Perhaps there are some lessons to be learned from the industrial action by medical workers under the Uganda Medical Association. One of its key strategies has been to debunk government narrative that striking workers are unpatriotic and enemies of development as they want to divert money earmarked for infrastructural development to higher salary demands. The striking doctors in their latest November strike, reiterated that they deserve better pay, consistent stock of drugs and supply of medical supplies to effectively carry out their work. They have made headway, to a large extent.
CSOs must speak out and mobilise all possible allies to add their voices to the condemnation of these transgressions by government. They must work together by creating sector wide networks to avoid being isolated and becoming easy targets. Embracing opportunities that social media provides as a tool for mobilisation, and information dissemination is also key in protecting the precious CSO space.

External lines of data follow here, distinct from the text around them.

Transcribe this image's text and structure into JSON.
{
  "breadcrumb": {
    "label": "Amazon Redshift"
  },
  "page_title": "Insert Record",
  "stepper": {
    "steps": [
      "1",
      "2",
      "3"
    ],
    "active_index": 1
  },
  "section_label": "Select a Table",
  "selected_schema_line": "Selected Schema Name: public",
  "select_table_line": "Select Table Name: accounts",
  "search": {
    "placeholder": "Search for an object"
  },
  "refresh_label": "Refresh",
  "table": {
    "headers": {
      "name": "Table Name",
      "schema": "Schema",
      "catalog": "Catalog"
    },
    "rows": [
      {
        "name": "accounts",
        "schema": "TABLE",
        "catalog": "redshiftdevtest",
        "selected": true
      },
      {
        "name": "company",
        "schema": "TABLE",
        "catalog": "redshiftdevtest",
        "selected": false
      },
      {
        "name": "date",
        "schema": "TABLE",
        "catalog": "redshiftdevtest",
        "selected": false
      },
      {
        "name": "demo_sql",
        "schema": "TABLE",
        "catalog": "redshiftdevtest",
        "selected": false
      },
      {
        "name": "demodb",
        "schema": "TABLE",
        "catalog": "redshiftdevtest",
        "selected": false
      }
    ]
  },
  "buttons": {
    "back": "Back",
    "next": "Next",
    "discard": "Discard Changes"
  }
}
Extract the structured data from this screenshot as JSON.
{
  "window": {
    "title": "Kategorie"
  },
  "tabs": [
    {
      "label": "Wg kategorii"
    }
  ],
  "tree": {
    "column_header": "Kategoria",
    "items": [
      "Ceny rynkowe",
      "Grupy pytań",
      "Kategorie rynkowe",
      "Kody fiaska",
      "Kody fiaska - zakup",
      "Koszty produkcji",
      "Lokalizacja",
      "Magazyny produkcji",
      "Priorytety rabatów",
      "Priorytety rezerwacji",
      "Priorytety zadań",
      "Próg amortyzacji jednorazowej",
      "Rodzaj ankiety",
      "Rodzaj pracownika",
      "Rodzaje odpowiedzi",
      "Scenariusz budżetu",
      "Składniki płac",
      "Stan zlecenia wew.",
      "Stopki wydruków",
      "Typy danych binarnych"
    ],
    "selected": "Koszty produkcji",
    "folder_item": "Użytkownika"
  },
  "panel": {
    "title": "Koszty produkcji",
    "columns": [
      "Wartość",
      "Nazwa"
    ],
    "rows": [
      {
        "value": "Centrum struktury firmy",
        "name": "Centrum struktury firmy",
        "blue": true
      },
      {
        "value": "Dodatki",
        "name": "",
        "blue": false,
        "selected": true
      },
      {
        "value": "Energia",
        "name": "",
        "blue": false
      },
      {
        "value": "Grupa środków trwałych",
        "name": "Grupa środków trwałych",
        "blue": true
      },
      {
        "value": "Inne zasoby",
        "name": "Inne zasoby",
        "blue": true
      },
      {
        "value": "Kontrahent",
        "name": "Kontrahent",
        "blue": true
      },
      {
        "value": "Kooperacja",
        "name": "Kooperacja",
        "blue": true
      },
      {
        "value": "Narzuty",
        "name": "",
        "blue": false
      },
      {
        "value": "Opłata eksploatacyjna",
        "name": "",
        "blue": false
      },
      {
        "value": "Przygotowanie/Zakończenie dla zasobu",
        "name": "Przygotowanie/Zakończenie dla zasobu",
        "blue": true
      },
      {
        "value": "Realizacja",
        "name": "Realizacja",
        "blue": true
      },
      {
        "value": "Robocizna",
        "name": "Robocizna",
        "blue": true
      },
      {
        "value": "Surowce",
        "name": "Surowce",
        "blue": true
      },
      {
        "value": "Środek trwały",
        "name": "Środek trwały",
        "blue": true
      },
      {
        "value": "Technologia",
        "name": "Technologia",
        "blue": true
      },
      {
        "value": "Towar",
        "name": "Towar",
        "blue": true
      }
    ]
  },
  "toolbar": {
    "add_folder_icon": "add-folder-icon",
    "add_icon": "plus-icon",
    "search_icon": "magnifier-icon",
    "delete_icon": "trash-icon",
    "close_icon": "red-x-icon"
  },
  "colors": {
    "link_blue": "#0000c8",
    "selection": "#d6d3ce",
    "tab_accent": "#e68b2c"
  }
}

Further, CSOs should deepen the ownership of their work by the communities they serve. This way, those communities can put pressure on government whenever it clamps down on an organization in their locality. However, the communities should be helped to appreciate the need to protect the whole CSO sector. Relatedly, urgent means should be devised to help local communities understand their civic rights, responsibilities and value in demanding and protecting them. This way, citizens can offer some level of protection to these organizations from highhanded government institutions and officials.
Most importantly, CSOs must explore other funding models that allow them to continue doing their work without being restricted on who can fund them, how much they can receive and what activities they can undertake. Some of those funding sources are locally available but can only be mobilised if the CSOs clearly articulate their causes. The successes of several fundraisers for the treatment of cancer patients over the last couple of years, is evidence that for the right cause and right messaging, support can be locally and quickly secured.
While the shrinking space for CSOs is a worldwide concern, deliberations must continue on how to confront this growing cancer. As Doug Rutzen, head of the International Centre for Not-for-Profit Law recently noted, since January 2012, more than 140 laws have been proposed or enacted by governments in 65 countries around the world to restrict the registration, operation, and funding of NGOs.
The stakes have been raised and short of a strategic response, Ugandan NGOs and civil society generally, will continue to concede invaluable space to an increasingly ‘suppressive’ regime.
Mr Kakaire is ACME’s Communication and Advocacy Manager